**Work item**. Which lines of the entries below hold the word "title"? Report each of them.
[Record excerpts Boundary: Start]
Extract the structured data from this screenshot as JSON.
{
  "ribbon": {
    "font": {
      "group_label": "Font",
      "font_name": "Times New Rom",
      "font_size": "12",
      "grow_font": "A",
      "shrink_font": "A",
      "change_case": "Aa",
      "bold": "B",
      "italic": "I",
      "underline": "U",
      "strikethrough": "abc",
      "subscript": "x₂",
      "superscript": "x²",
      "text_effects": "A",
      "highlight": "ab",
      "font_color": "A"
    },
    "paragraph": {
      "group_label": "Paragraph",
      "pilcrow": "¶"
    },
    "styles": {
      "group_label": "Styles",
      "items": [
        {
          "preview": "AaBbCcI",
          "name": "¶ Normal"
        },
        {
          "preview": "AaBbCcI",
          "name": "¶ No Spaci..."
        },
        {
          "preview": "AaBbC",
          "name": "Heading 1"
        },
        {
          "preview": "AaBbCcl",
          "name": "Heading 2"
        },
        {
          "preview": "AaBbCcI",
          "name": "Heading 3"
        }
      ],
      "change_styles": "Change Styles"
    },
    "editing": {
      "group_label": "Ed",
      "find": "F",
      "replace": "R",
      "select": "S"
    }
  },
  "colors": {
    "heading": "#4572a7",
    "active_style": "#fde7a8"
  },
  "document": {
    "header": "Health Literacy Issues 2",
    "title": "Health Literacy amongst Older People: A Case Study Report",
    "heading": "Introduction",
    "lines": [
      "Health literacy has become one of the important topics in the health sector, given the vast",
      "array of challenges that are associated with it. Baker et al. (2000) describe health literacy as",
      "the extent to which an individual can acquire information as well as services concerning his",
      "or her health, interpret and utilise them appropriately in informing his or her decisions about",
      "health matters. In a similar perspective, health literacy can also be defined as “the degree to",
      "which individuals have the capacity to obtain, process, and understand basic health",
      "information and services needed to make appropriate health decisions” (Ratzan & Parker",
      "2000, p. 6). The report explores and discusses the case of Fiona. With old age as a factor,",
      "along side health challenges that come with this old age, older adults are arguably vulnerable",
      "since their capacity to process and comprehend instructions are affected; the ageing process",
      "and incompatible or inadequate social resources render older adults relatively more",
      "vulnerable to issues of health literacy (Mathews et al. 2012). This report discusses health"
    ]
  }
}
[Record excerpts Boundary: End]
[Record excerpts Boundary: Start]
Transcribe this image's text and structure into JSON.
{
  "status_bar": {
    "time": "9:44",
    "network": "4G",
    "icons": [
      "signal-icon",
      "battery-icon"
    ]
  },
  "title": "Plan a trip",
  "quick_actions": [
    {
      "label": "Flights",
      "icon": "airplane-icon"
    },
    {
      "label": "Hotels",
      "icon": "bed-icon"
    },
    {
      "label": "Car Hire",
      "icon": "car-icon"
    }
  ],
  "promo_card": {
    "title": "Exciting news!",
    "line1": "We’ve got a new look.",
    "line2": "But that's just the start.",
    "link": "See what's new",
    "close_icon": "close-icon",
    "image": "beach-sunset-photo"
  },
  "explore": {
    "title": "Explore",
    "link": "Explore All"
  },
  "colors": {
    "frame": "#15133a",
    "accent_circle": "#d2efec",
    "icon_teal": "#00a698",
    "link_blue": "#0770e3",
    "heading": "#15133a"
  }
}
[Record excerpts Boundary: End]
**Exercise solution**.
    "title": "Health Literacy amongst Older People: A Case Study Report",
  "title": "Plan a trip",
    "title": "Exciting news!",
    "title": "Explore",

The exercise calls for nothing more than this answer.